Now the questions.
01. Oven temperature of 400° - for braising it is quite high. Is not the braising synonymous to “low and slow”?
02. What is the purpose of marinating the meat if it is going to be braised for a long time? From what I have read marinating process was started mostly for the preservation purpose. Now days we marinate primarily for the flavor (not for softening the tissue). So could you please explain what are the benefits of 3-4 hours of marinating in this recipe?
Since I did not have 6 hours to dedicate for this recipe I had to deviate from the instructions. I followed the 1st step then proceeded to the second step and placed the vessel into the cold oven, which was set to 300°. After 2 hours of braising the meat I decided that I could benefit from a short nap. I left the kitchen and parked myself on the couch, making sure the timer is close by. When I woke up….Yes, you’ve guessed it; I did not hear when the timer went off. It was 3:40am!!!!@#$#@@?#. I rushed to the kitchen to retrieve my precious darling from the oven. I was in luck as my oven was 50° off. So all this time without knowing it the braised lamb had perfect environment (low and slow at 250°). The lamb was not overcooked (surprise!) and delicious.

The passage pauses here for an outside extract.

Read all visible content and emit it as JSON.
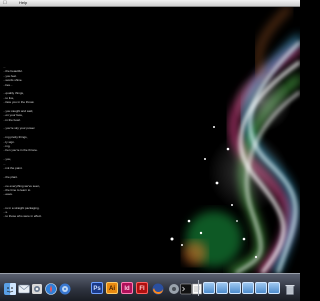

I thought it was going to be a short post of gratitude not more. Again thank you for everything you are doing.
First let me start by saying...THANK YOU RIGHT BACK :-) We are thrilled that you are enjoying the school and it was kind of you to say so.
Now to answer your questions:
1- Braising can technically be done at any temperature. Here is a link to a bit more info about this. Also both the Combination Cooking and Braising Lesson go into this in a bit more detail.
2- The marinating period just gives the meat even more time to absorb the flavor of the marinade. They sort of get to just hang out and become friends :-)
As for your results...so cute!!! Hasn't that happened to all of us. Of course we may not all have been as lucky as you seemed to be. Keep up the good work Faye and thanks again for your kind words! Cheers!
I've made a lot of the recipes here on Rouxbe, including several where braising was the cooking method, and they have all been fantastic...up until this one. The recipe itself is simple and the preparation straight-forward, so I don't think I did anything wrong, but I was underwhelmed with the flavor this dish. The wine overpowered almost everything else and I was left wondering if it might not be better to use 750 ml of stock in place of one of the bottles of wine?
I read the other comments here before I made this dish and noted that one of the staff indicated not to use a big Napa cab, so I decide on two bottles of good quality French Burgundy....a wine that I cellar and drink fairly regularly, so I'm confident that it wasn't a wine quality issue.
Just to be clear - I'm not complaining, just relaying my experience. Perhaps it's just a matter of taste. Whatever the case, I've been very satisfied with my Rouxbe membership and want to thank you all for the incredible job you do here.
Cheers - Jeff
This is an old Portuguese Grandma's recipe which is meant to be simple in flavor and process. I have made several times and enjoyed it. Although, once I used a wine that did not seem to do the dish justice. Next time, you may want to try using a bit of stock. That's the beauty of knowing the techniques behind cooking methods such as Braising and Combination Cooking you are then free to make your own tweaks.
Thanks for feedback Jeff, it's very much appreciated. Keep up the great work. Cheers!